(Data listing)

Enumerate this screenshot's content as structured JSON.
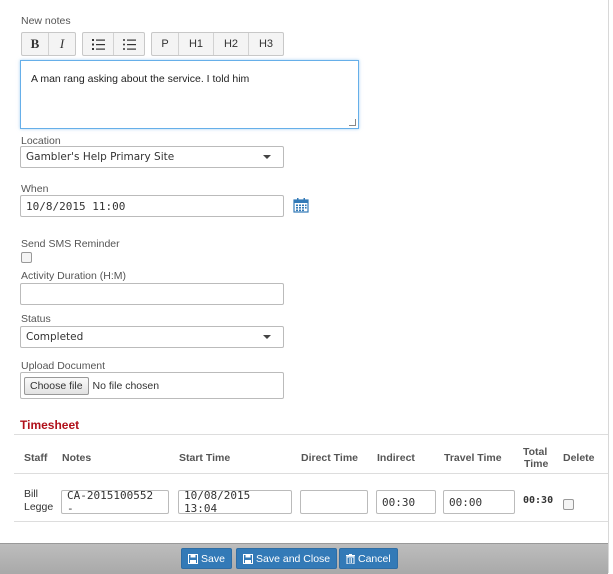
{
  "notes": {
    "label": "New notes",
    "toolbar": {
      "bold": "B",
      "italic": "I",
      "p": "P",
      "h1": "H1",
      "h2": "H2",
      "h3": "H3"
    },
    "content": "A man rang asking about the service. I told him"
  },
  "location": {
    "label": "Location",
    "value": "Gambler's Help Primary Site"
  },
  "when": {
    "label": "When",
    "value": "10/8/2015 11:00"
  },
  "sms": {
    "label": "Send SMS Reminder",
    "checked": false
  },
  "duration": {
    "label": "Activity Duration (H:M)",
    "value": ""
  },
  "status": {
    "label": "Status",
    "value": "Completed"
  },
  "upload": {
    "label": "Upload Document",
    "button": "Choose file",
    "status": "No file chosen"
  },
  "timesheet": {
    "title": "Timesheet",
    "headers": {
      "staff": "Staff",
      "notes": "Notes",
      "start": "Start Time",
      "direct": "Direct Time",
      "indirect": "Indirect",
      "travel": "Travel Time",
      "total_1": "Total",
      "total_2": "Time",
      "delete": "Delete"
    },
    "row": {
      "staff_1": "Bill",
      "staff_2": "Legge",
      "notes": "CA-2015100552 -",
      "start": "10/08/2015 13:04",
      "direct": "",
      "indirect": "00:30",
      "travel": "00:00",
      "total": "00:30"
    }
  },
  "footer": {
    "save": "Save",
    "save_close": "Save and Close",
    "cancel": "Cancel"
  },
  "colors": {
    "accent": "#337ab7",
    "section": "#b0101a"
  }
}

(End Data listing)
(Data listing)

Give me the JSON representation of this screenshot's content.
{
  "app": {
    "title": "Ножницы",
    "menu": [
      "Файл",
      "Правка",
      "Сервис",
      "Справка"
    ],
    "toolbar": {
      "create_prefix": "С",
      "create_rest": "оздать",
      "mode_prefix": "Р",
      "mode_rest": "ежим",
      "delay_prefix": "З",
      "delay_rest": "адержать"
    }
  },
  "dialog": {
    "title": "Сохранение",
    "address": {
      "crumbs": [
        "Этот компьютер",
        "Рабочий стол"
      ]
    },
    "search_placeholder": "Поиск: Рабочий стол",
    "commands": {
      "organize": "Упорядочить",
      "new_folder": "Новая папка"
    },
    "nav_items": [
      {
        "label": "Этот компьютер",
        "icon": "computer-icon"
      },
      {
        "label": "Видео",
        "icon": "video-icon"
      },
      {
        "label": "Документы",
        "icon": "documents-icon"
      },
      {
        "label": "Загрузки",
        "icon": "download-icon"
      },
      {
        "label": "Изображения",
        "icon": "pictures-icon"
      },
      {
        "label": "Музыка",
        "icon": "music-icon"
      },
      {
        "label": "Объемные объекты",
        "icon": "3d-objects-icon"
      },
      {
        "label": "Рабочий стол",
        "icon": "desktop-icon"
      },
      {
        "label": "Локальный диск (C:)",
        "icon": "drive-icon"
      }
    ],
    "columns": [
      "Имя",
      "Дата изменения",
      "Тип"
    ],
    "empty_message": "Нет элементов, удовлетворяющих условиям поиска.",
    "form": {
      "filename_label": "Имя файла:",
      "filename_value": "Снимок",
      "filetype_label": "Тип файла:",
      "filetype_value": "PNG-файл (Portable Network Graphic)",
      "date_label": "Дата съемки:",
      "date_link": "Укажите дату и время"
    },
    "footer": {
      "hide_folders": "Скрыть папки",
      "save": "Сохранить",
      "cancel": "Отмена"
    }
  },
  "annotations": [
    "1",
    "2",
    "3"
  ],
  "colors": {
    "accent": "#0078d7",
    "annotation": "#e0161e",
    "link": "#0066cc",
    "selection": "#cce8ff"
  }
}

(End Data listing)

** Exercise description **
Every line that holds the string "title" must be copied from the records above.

** Answer box **
    "title": "Timesheet",
    "title": "Ножницы",
    "title": "Сохранение",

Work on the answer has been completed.